Assignment => Scan the entries below and count the lines holding the string "this". Supply only the number.

Information given =>

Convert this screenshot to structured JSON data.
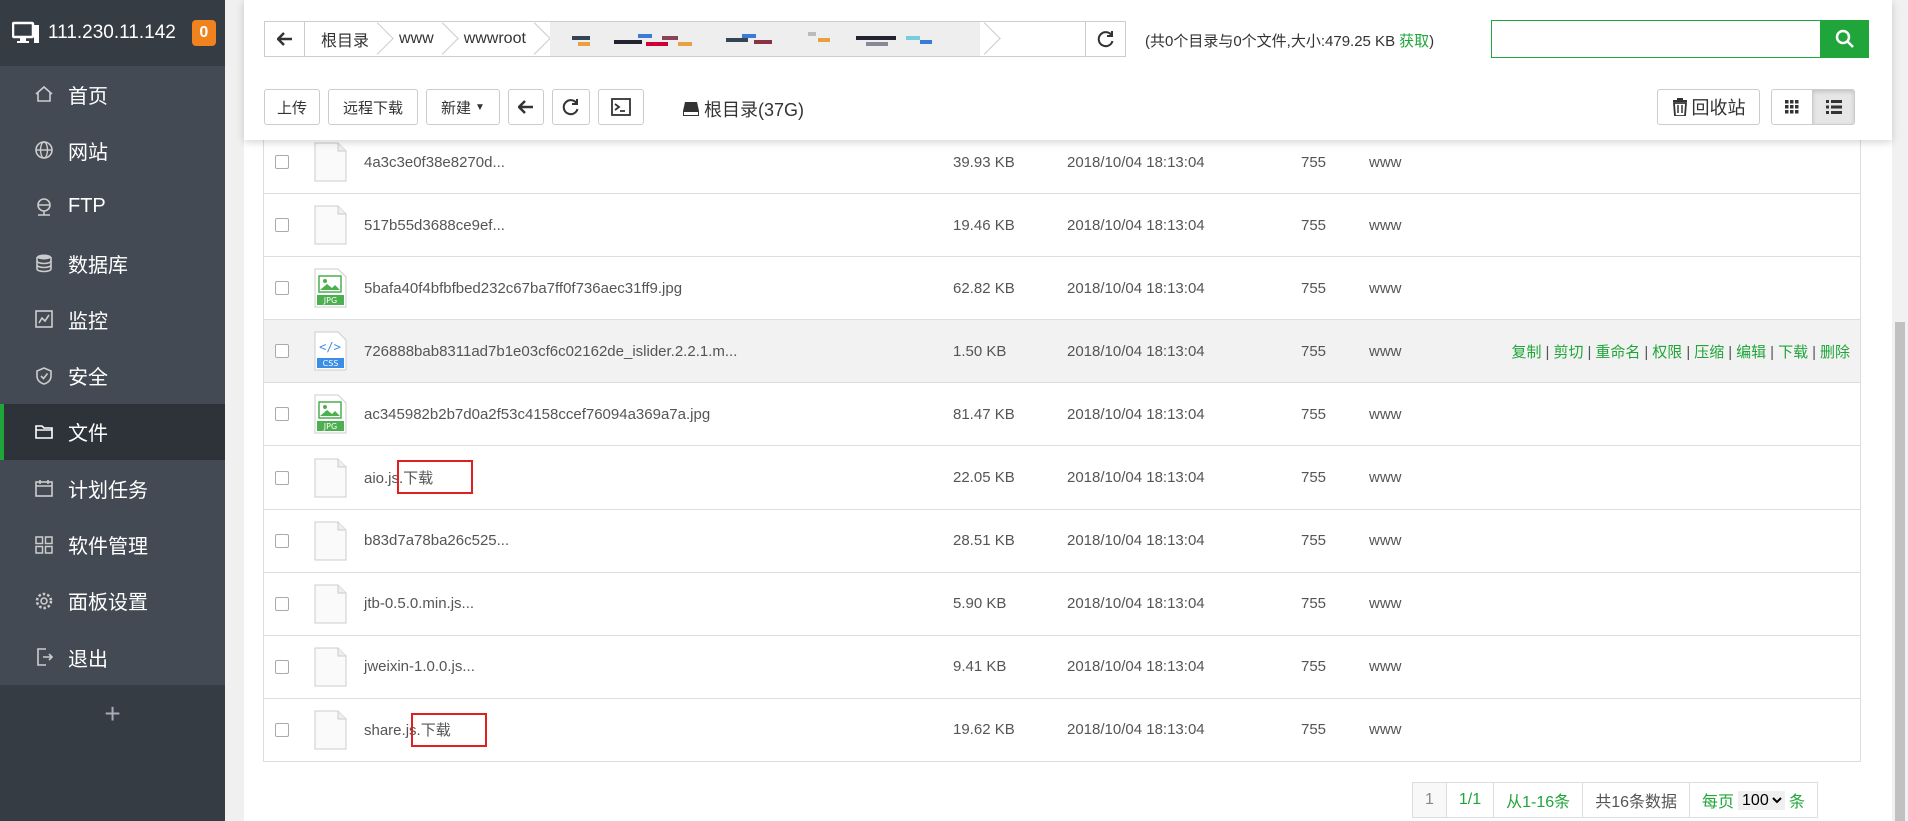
{
  "server": {
    "ip": "111.230.11.142",
    "badge": "0"
  },
  "menu": [
    {
      "label": "首页",
      "icon": "home-icon"
    },
    {
      "label": "网站",
      "icon": "globe-icon"
    },
    {
      "label": "FTP",
      "icon": "ftp-icon"
    },
    {
      "label": "数据库",
      "icon": "database-icon"
    },
    {
      "label": "监控",
      "icon": "monitor-chart-icon"
    },
    {
      "label": "安全",
      "icon": "shield-icon"
    },
    {
      "label": "文件",
      "icon": "folder-icon",
      "active": true
    },
    {
      "label": "计划任务",
      "icon": "calendar-icon"
    },
    {
      "label": "软件管理",
      "icon": "grid-icon"
    },
    {
      "label": "面板设置",
      "icon": "gear-icon"
    },
    {
      "label": "退出",
      "icon": "logout-icon"
    }
  ],
  "sidebar_plus": "+",
  "path": {
    "crumbs": [
      "根目录",
      "www",
      "wwwroot"
    ]
  },
  "dir_info": {
    "text": "(共0个目录与0个文件,大小:479.25 KB",
    "get": "获取",
    "close": ")"
  },
  "toolbar": {
    "upload": "上传",
    "remote_download": "远程下载",
    "new": "新建",
    "root_disk": "根目录(37G)",
    "recycle": "回收站"
  },
  "files": [
    {
      "name": "4a3c3e0f38e8270d...",
      "type": "file",
      "size": "39.93 KB",
      "date": "2018/10/04 18:13:04",
      "perm": "755",
      "owner": "www"
    },
    {
      "name": "517b55d3688ce9ef...",
      "type": "file",
      "size": "19.46 KB",
      "date": "2018/10/04 18:13:04",
      "perm": "755",
      "owner": "www"
    },
    {
      "name": "5bafa40f4bfbfbed232c67ba7ff0f736aec31ff9.jpg",
      "type": "jpg",
      "size": "62.82 KB",
      "date": "2018/10/04 18:13:04",
      "perm": "755",
      "owner": "www"
    },
    {
      "name": "726888bab8311ad7b1e03cf6c02162de_islider.2.2.1.m...",
      "type": "css",
      "size": "1.50 KB",
      "date": "2018/10/04 18:13:04",
      "perm": "755",
      "owner": "www",
      "hover": true
    },
    {
      "name": "ac345982b2b7d0a2f53c4158ccef76094a369a7a.jpg",
      "type": "jpg",
      "size": "81.47 KB",
      "date": "2018/10/04 18:13:04",
      "perm": "755",
      "owner": "www"
    },
    {
      "name": "aio.js.下载",
      "type": "file",
      "size": "22.05 KB",
      "date": "2018/10/04 18:13:04",
      "perm": "755",
      "owner": "www",
      "highlight": true
    },
    {
      "name": "b83d7a78ba26c525...",
      "type": "file",
      "size": "28.51 KB",
      "date": "2018/10/04 18:13:04",
      "perm": "755",
      "owner": "www"
    },
    {
      "name": "jtb-0.5.0.min.js...",
      "type": "file",
      "size": "5.90 KB",
      "date": "2018/10/04 18:13:04",
      "perm": "755",
      "owner": "www"
    },
    {
      "name": "jweixin-1.0.0.js...",
      "type": "file",
      "size": "9.41 KB",
      "date": "2018/10/04 18:13:04",
      "perm": "755",
      "owner": "www"
    },
    {
      "name": "share.js.下载",
      "type": "file",
      "size": "19.62 KB",
      "date": "2018/10/04 18:13:04",
      "perm": "755",
      "owner": "www",
      "highlight": true
    }
  ],
  "row_actions": [
    "复制",
    "剪切",
    "重命名",
    "权限",
    "压缩",
    "编辑",
    "下载",
    "删除"
  ],
  "pager": {
    "page": "1",
    "pages": "1/1",
    "range": "从1-16条",
    "total": "共16条数据",
    "per_page_label": "每页",
    "per_page": "100",
    "unit": "条"
  },
  "colors": {
    "accent": "#20a53a",
    "sidebar": "#434a53",
    "badge": "#f0831e",
    "redbox": "#e02020"
  }
}
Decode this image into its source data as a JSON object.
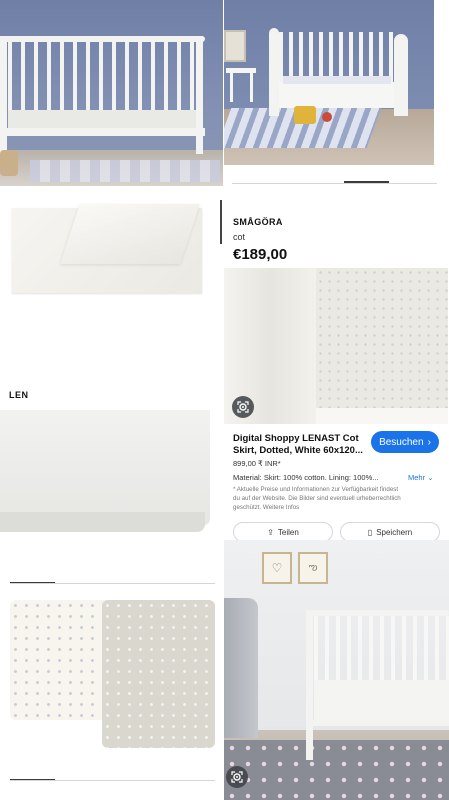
{
  "top_images": {
    "left_alt": "",
    "right_alt": ""
  },
  "len_label": "LEN",
  "product": {
    "name": "SMÅGÖRA",
    "type": "cot",
    "price": "€189,00"
  },
  "lens_result": {
    "title_line1": "Digital Shoppy LENAST Cot",
    "title_line2": "Skirt, Dotted, White 60x120...",
    "price": "899,00 ₹ INR*",
    "material": "Material: Skirt: 100% cotton. Lining: 100%...",
    "more_label": "Mehr",
    "disclaimer_line1": "* Aktuelle Preise und Informationen zur Verfügbarkeit findest",
    "disclaimer_line2": "du auf der Website. Die Bilder sind eventuell urheberrechtlich",
    "disclaimer_line3": "geschützt. Weitere Infos",
    "visit_button": "Besuchen",
    "share_button": "Teilen",
    "save_button": "Speichern"
  },
  "colors": {
    "accent_blue": "#1a73e8",
    "wall_blue": "#7a88ad"
  },
  "icons": [
    "lens-icon",
    "chevron-right-icon",
    "chevron-down-icon",
    "share-icon",
    "bookmark-icon"
  ]
}
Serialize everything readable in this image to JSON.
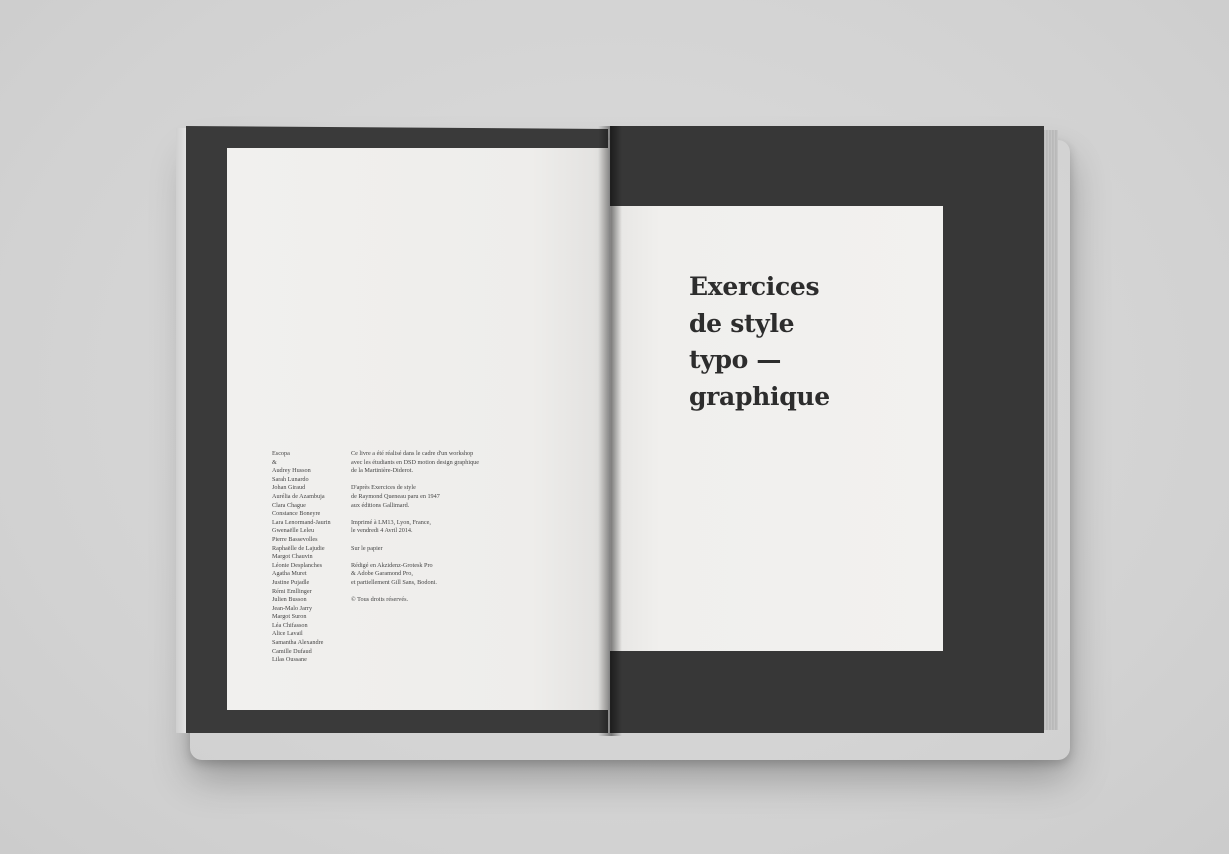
{
  "left_page": {
    "names": [
      "Escopa",
      "&",
      "Audrey Husson",
      "Sarah Lunardo",
      "Johan Giraud",
      "Aurélia de Azambuja",
      "Clara Chague",
      "Constance Boneyre",
      "Lara Lenormand-Jaurin",
      "Gwenaëlle Leleu",
      "Pierre Bassevolles",
      "Raphaëlle de Lajudie",
      "Margot Chauvin",
      "Léonie Desplanches",
      "Agatha Muret",
      "Justine Pujadle",
      "Rémi Emllinger",
      "Julien Busson",
      "Jean-Malo Jarry",
      "Margot Suron",
      "Léa Chifasson",
      "Alice Lavail",
      "Samantha Alexandre",
      "Camille Dufaud",
      "Lilas Oussane"
    ],
    "colophon": [
      [
        "Ce livre a été réalisé dans le cadre d'un workshop",
        "avec les étudiants en DSD motion design graphique",
        "de la Martinière-Diderot."
      ],
      [
        "D'après Exercices de style",
        "de Raymond Queneau paru en 1947",
        "aux éditions Gallimard."
      ],
      [
        "Imprimé à LM13, Lyon, France,",
        "le vendredi 4 Avril 2014."
      ],
      [
        "Sur le papier"
      ],
      [
        "Rédigé en Akzidenz-Grotesk Pro",
        "& Adobe Garamond Pro,",
        "et partiellement Gill Sans, Bodoni."
      ],
      [
        "© Tous droits réservés."
      ]
    ]
  },
  "right_page": {
    "title_lines": [
      "Exercices",
      "de style",
      "typo —",
      "graphique"
    ]
  }
}
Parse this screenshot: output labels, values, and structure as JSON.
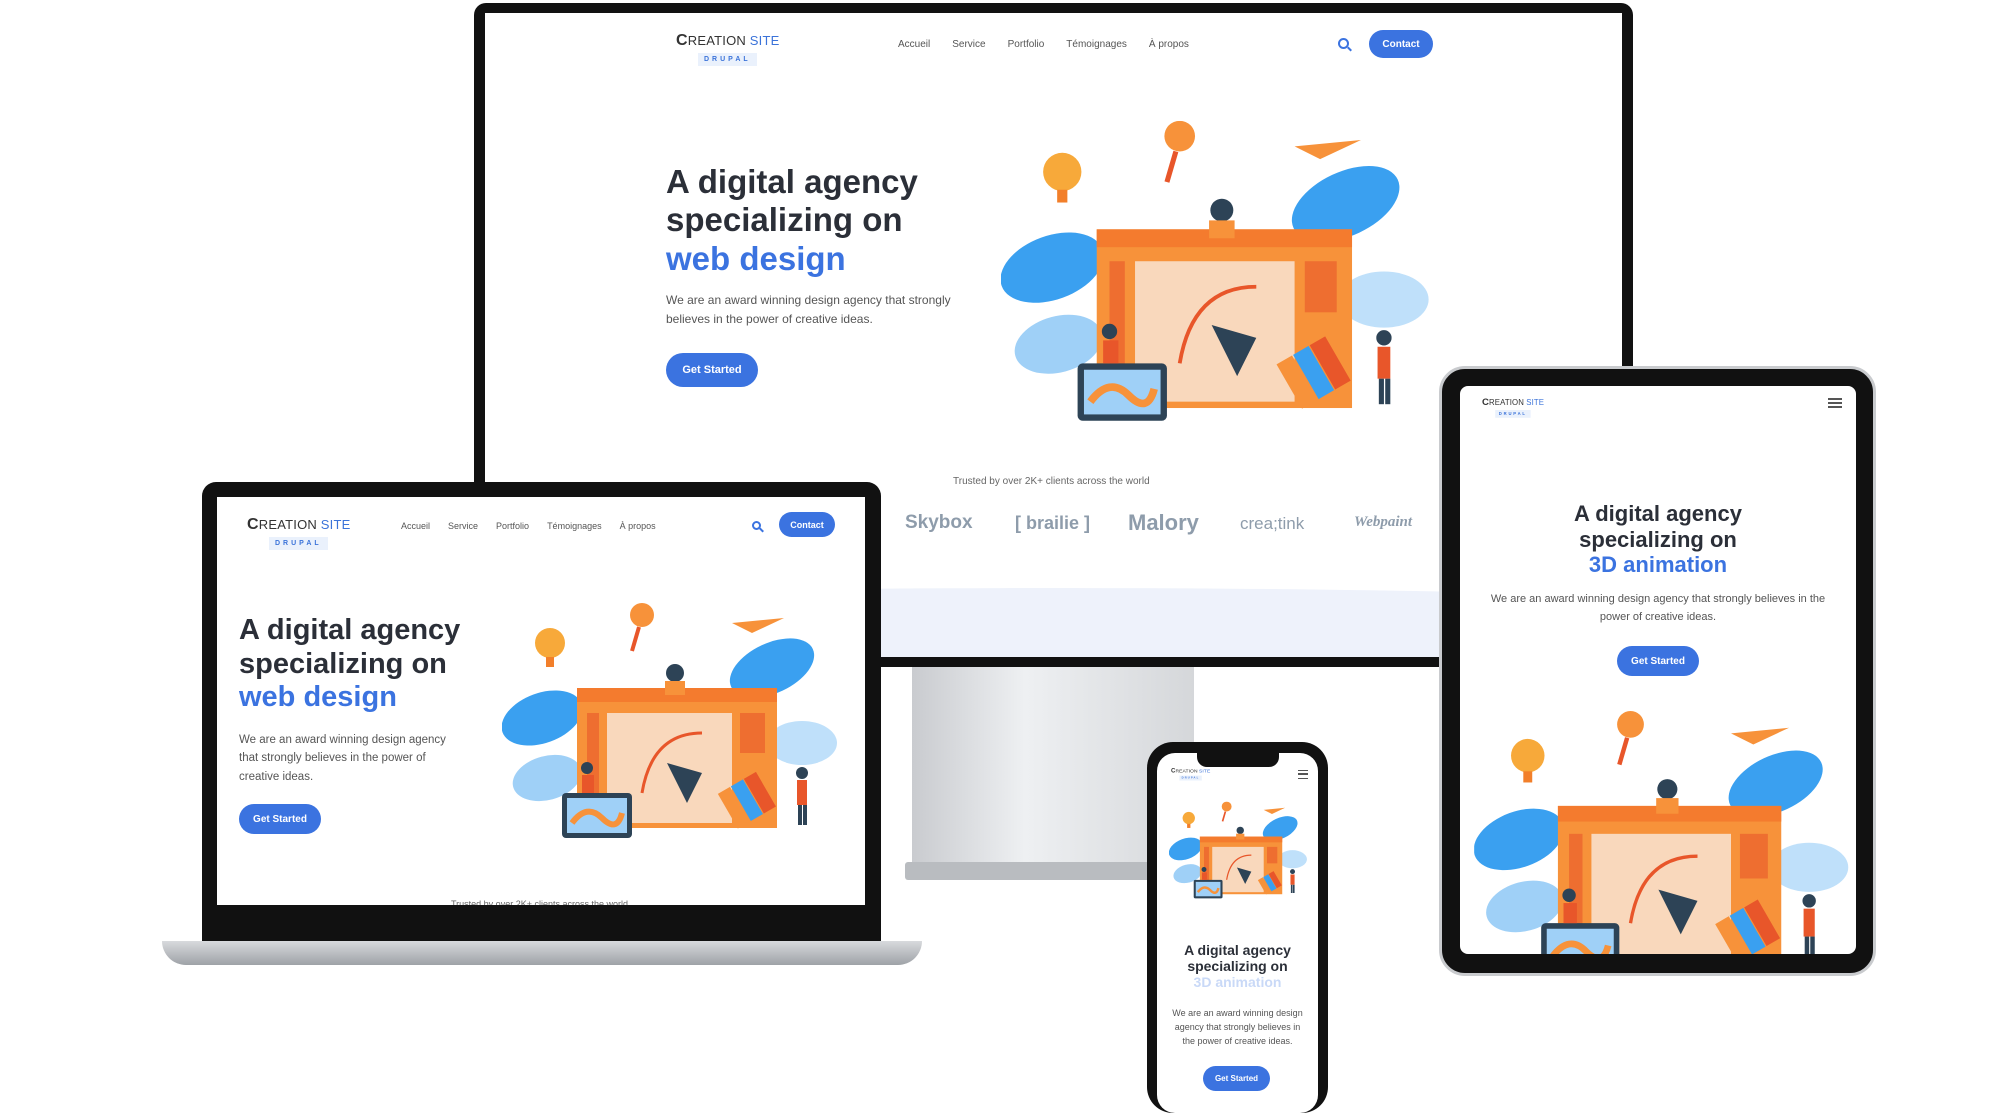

Response => 4